Dataset extract -
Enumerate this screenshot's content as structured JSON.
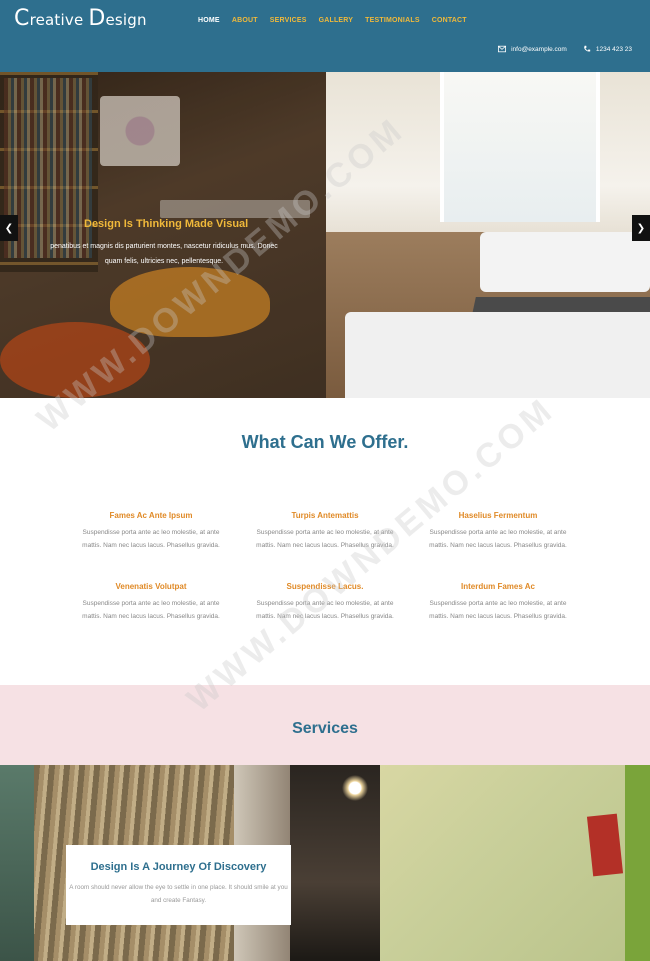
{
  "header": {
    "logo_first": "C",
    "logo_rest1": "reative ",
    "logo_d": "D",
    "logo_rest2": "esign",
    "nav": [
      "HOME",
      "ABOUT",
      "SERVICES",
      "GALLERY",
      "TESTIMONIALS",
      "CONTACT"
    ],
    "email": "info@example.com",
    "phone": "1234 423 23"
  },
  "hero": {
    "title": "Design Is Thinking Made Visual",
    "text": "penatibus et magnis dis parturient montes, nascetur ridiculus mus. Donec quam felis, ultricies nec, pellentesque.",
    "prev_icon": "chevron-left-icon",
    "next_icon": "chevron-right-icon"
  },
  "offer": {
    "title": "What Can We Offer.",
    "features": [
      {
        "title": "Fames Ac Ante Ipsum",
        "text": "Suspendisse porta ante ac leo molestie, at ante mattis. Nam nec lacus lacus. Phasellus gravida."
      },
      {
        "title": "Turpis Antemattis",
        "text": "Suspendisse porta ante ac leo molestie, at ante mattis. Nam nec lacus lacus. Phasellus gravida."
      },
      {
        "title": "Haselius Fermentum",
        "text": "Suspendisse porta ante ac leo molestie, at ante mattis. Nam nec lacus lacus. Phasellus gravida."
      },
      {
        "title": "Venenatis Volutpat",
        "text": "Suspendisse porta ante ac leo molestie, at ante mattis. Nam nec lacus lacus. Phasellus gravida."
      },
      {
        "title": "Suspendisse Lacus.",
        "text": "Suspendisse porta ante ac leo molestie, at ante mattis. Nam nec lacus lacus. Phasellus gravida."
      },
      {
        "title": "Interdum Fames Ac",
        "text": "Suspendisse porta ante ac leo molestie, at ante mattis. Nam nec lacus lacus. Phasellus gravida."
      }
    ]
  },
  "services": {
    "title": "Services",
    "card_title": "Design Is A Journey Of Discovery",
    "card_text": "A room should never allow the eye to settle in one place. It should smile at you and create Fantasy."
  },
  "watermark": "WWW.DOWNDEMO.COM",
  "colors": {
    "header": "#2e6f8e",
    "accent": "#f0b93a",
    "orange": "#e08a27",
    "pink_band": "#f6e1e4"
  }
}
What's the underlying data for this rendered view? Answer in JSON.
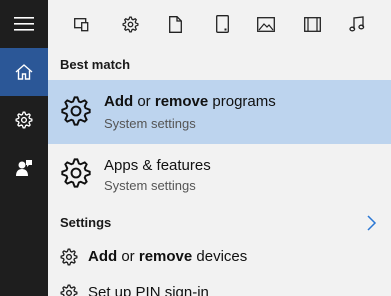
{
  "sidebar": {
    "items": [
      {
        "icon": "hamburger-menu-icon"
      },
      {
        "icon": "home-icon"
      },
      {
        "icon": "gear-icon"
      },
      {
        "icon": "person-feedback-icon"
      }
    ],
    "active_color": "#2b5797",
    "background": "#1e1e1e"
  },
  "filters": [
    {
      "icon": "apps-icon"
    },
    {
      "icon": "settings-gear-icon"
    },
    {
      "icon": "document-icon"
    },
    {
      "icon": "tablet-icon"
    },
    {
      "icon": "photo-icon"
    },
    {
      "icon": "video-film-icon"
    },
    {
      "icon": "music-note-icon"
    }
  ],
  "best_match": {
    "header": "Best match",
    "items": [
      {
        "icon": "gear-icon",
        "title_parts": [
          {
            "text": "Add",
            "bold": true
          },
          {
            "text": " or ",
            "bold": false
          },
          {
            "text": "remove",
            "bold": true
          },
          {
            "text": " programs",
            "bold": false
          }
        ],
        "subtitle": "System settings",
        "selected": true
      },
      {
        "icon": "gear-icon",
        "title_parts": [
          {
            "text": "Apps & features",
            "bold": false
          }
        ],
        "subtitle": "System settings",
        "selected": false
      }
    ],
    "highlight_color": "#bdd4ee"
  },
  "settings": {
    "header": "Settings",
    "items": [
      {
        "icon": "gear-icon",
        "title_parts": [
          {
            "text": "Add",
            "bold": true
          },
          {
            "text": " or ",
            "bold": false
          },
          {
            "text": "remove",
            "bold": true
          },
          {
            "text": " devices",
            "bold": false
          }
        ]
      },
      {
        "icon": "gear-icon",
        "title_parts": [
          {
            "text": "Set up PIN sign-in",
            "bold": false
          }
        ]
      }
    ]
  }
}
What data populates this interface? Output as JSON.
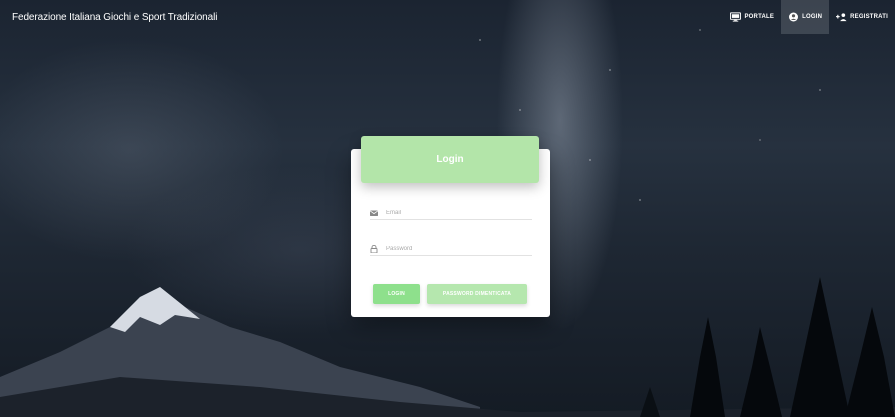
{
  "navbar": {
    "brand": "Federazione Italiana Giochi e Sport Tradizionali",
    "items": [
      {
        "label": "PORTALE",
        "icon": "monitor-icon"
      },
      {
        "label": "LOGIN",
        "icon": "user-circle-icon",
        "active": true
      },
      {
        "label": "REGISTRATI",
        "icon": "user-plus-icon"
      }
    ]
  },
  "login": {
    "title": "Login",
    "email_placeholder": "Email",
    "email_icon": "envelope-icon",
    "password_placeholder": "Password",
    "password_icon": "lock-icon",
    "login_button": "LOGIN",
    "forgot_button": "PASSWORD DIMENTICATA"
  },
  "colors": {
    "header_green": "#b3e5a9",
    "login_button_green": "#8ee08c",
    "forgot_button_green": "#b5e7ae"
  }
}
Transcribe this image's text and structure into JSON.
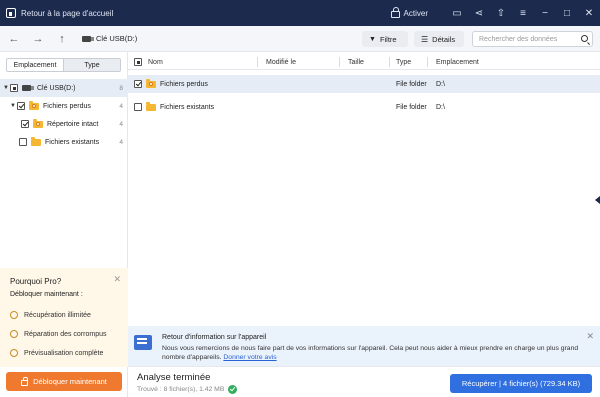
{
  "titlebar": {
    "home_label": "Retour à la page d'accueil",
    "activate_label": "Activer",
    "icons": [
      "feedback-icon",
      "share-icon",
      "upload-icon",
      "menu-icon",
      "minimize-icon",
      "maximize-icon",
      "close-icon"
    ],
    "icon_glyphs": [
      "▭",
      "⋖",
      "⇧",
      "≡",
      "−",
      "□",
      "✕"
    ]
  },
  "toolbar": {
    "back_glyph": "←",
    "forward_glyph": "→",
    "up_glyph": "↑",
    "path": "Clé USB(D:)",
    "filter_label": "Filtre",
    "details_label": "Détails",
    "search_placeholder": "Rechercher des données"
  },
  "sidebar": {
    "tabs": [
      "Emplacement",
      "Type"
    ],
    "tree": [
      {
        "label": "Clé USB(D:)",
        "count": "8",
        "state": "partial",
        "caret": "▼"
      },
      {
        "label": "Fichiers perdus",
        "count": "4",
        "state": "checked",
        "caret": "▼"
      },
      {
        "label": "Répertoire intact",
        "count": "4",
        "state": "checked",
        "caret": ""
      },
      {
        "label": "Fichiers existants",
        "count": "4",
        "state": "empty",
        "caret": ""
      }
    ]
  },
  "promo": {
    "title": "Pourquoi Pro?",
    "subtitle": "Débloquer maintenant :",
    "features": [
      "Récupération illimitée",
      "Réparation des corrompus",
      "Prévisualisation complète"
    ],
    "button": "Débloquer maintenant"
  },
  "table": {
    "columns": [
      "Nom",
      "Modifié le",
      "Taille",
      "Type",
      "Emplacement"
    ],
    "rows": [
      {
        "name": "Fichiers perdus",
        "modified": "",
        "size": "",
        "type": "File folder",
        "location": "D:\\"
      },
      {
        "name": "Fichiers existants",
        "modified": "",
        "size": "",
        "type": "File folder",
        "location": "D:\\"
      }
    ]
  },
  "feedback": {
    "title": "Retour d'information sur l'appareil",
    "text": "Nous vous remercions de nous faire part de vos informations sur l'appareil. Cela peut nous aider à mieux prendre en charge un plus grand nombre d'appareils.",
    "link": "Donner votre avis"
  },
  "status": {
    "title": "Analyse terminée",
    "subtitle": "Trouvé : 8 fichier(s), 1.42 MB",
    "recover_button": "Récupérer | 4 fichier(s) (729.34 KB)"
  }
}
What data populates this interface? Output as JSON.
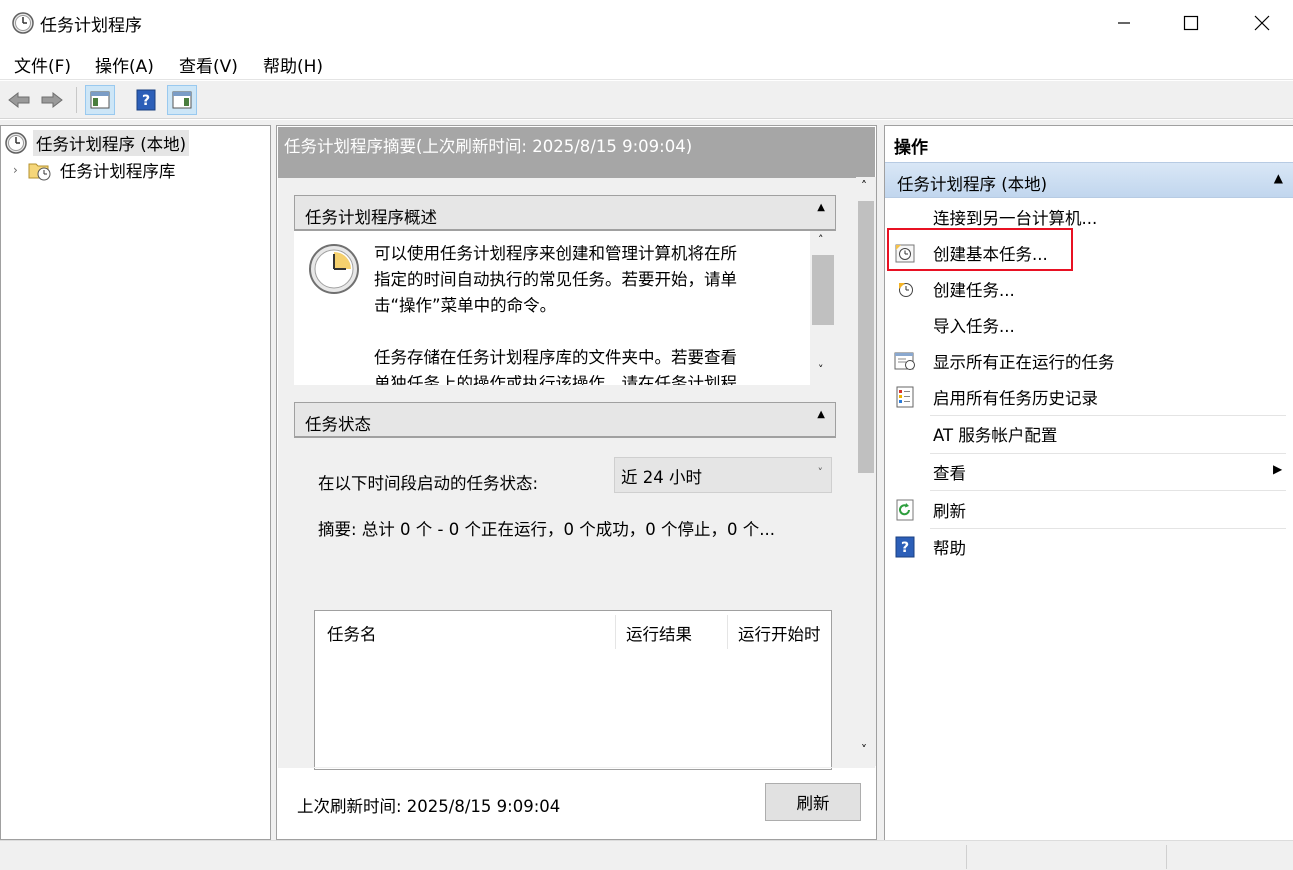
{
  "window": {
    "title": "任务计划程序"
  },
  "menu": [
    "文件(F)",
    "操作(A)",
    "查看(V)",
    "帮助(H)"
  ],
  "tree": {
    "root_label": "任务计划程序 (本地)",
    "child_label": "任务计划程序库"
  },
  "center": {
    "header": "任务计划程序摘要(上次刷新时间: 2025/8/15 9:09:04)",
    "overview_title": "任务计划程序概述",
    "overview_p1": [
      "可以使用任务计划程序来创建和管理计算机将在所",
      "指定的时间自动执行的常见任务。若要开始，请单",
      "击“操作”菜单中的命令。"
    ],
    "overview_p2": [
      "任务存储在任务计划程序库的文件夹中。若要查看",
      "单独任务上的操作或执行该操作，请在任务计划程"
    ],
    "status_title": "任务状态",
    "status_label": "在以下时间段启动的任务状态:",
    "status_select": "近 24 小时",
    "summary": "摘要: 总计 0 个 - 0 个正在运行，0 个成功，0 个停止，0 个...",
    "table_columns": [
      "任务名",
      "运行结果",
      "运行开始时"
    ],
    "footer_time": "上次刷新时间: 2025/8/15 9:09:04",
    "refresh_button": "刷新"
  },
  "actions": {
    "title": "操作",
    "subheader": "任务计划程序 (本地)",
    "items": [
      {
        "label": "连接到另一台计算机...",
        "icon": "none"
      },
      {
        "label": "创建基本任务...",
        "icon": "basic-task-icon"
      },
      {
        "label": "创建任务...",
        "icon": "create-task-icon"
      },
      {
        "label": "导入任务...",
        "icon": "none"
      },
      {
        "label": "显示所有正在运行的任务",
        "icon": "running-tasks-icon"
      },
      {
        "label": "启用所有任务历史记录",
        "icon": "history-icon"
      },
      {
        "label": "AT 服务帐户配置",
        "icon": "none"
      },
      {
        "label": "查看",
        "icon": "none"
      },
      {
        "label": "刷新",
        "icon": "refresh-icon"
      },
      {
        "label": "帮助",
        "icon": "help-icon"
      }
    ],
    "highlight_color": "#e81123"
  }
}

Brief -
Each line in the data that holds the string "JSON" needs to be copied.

Solution for this task -
Enumerate this screenshot's content as structured JSON.
What's the underlying data for this rendered view? Answer in JSON.
What data populates this interface? Output as JSON.
Transcribe this image's text and structure into JSON.
What data populates this interface? Output as JSON.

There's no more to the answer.